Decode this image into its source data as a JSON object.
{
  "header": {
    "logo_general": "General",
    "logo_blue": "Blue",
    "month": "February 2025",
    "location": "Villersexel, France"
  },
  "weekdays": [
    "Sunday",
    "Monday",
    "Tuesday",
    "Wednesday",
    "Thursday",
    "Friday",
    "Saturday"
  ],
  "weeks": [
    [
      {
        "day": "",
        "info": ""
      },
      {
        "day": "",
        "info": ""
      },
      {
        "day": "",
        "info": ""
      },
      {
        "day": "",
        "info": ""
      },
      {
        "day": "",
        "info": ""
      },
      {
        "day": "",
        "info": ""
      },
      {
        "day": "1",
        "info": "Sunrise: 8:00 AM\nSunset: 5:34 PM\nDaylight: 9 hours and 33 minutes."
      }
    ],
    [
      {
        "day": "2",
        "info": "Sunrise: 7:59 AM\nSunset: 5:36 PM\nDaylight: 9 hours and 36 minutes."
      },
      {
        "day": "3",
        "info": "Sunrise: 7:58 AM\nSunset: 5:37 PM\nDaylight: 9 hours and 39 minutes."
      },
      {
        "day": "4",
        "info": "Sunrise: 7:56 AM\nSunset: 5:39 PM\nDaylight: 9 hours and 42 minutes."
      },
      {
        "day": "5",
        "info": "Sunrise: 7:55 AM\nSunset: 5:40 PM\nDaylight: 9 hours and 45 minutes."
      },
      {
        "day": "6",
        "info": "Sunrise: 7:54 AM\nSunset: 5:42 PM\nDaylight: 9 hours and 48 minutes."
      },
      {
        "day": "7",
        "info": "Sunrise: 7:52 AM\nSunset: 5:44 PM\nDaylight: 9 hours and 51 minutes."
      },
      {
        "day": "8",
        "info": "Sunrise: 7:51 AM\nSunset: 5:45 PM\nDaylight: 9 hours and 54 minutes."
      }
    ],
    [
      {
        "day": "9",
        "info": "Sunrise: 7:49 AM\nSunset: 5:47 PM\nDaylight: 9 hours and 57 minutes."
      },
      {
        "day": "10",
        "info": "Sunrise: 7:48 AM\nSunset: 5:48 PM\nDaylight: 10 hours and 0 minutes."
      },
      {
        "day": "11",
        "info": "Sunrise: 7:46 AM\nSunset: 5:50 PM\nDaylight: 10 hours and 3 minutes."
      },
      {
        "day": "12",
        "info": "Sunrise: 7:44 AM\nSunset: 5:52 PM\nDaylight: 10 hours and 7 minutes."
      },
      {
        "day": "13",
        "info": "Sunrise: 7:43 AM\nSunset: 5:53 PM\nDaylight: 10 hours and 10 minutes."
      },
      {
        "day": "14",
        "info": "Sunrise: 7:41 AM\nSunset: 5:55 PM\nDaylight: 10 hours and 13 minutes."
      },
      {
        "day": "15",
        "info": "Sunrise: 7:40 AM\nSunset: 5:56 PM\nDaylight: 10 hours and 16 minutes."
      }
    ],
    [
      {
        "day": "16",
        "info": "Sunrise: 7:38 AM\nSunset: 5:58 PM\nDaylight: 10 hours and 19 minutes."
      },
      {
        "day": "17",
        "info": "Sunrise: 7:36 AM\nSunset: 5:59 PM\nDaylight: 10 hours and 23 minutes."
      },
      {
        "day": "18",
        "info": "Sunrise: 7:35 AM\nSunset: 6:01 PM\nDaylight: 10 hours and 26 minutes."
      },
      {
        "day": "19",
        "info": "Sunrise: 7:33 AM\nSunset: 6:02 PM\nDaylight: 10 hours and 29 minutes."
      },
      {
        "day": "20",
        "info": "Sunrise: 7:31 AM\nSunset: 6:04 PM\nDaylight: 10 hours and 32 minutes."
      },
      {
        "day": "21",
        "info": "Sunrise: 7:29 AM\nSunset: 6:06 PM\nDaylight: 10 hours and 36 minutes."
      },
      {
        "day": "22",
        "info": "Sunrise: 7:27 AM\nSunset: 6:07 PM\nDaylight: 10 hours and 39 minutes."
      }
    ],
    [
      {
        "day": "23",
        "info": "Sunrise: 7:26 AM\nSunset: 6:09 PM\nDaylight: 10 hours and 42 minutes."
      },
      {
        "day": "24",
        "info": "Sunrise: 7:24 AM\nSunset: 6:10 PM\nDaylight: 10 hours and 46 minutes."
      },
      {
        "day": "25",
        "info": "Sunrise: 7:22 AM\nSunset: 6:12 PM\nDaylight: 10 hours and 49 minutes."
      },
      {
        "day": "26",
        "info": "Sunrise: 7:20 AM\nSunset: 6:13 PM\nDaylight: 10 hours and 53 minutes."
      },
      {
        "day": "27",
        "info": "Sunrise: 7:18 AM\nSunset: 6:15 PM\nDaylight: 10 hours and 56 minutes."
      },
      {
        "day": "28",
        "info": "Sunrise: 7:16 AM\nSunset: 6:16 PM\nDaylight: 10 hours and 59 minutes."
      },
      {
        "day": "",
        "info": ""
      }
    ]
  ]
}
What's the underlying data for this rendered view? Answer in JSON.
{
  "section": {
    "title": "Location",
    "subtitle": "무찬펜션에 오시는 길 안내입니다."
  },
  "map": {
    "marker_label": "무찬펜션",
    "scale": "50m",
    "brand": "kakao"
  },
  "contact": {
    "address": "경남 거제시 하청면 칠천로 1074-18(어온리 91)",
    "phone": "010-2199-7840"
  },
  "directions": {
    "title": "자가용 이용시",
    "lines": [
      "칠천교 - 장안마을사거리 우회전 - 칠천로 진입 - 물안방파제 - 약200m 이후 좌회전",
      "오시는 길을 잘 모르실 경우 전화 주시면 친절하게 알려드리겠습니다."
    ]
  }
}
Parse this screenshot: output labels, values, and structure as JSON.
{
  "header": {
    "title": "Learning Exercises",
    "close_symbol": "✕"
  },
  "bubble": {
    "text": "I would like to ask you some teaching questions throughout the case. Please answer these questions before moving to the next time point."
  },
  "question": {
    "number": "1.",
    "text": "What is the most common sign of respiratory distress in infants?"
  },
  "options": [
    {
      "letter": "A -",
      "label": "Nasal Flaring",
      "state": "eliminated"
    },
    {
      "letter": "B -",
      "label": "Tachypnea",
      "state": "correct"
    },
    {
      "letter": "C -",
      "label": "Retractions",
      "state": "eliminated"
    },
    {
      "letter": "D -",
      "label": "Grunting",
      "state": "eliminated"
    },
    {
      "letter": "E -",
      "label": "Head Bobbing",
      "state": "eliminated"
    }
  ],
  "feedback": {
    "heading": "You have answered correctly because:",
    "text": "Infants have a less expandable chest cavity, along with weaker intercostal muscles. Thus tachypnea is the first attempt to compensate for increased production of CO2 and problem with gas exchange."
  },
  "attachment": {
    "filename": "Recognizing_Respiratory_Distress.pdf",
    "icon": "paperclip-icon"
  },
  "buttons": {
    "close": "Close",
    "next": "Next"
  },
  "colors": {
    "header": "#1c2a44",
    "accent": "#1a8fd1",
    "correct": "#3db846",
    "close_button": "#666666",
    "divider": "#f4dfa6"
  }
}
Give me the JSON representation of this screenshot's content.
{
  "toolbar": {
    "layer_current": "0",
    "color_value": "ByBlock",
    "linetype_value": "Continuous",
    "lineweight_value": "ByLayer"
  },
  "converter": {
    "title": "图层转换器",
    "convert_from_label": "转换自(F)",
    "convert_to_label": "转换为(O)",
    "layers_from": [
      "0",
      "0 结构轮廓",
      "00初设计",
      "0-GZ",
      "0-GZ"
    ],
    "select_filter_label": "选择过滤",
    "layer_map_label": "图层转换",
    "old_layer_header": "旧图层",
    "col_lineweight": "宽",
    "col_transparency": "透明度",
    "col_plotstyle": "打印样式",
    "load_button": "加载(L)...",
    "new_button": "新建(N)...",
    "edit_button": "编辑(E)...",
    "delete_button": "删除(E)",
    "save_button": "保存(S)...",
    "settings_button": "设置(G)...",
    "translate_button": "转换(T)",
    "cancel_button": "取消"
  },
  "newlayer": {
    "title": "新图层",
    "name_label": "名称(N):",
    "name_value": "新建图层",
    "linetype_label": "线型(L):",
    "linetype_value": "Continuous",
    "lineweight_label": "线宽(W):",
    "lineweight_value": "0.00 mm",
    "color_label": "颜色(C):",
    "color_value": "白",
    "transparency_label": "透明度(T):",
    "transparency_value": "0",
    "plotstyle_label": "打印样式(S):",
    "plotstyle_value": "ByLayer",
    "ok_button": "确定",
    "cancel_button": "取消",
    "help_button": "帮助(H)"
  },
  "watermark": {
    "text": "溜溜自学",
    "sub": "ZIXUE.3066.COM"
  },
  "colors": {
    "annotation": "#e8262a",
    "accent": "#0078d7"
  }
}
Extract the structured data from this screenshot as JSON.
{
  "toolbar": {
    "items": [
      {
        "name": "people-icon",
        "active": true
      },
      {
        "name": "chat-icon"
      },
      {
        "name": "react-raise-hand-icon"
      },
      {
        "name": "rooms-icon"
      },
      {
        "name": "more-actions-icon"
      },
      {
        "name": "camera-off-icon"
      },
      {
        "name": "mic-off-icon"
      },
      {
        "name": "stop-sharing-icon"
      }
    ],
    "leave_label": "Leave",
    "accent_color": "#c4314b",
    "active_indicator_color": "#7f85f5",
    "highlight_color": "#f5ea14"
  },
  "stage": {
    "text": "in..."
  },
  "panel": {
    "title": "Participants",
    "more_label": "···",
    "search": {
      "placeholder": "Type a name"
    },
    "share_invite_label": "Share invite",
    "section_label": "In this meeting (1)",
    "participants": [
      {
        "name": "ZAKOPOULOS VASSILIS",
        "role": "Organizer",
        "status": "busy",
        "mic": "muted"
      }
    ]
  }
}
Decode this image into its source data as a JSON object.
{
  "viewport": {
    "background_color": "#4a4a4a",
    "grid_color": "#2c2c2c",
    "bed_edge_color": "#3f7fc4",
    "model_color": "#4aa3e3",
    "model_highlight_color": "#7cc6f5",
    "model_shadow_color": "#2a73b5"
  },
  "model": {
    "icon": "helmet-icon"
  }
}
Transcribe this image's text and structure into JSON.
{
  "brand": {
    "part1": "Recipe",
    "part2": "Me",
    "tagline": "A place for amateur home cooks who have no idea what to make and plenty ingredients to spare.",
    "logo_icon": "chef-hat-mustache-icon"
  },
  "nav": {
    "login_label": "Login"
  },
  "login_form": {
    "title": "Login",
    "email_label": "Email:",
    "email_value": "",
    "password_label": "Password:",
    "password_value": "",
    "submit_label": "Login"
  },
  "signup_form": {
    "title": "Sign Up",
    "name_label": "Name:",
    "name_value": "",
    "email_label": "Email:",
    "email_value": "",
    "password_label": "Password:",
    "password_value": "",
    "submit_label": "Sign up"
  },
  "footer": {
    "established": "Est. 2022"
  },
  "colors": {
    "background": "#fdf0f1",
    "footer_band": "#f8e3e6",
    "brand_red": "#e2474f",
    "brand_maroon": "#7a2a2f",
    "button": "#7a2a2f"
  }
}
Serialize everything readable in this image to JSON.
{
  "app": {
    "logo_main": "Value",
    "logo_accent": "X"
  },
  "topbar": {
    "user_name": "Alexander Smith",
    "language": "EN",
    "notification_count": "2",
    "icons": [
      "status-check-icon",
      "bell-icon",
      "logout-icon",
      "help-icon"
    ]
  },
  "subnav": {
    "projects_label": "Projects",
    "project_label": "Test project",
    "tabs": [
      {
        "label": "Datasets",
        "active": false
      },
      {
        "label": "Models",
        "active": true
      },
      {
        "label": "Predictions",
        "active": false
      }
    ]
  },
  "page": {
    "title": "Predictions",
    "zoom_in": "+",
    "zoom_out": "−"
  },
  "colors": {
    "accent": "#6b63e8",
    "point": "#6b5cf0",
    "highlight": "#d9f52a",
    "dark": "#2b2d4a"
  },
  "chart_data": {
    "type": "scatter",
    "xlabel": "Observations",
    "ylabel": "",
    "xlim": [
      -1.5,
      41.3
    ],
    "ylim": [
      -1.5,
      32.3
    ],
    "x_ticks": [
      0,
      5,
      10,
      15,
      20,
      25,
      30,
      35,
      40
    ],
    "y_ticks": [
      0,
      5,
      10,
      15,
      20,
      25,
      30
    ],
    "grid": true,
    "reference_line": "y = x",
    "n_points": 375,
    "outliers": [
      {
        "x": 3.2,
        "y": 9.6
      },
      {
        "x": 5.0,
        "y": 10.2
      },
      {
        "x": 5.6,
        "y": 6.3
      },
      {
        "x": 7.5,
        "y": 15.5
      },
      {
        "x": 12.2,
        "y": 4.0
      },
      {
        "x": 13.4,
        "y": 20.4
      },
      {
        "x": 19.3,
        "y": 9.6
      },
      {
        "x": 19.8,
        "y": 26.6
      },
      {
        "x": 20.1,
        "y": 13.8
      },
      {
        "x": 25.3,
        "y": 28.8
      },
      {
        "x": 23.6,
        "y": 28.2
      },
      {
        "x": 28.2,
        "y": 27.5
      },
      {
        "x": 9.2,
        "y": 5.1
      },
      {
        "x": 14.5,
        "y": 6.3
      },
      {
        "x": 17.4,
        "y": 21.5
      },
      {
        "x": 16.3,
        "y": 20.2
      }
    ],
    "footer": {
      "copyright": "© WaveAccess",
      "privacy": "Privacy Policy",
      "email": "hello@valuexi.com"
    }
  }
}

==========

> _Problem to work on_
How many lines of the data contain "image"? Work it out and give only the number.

> _Task output_
4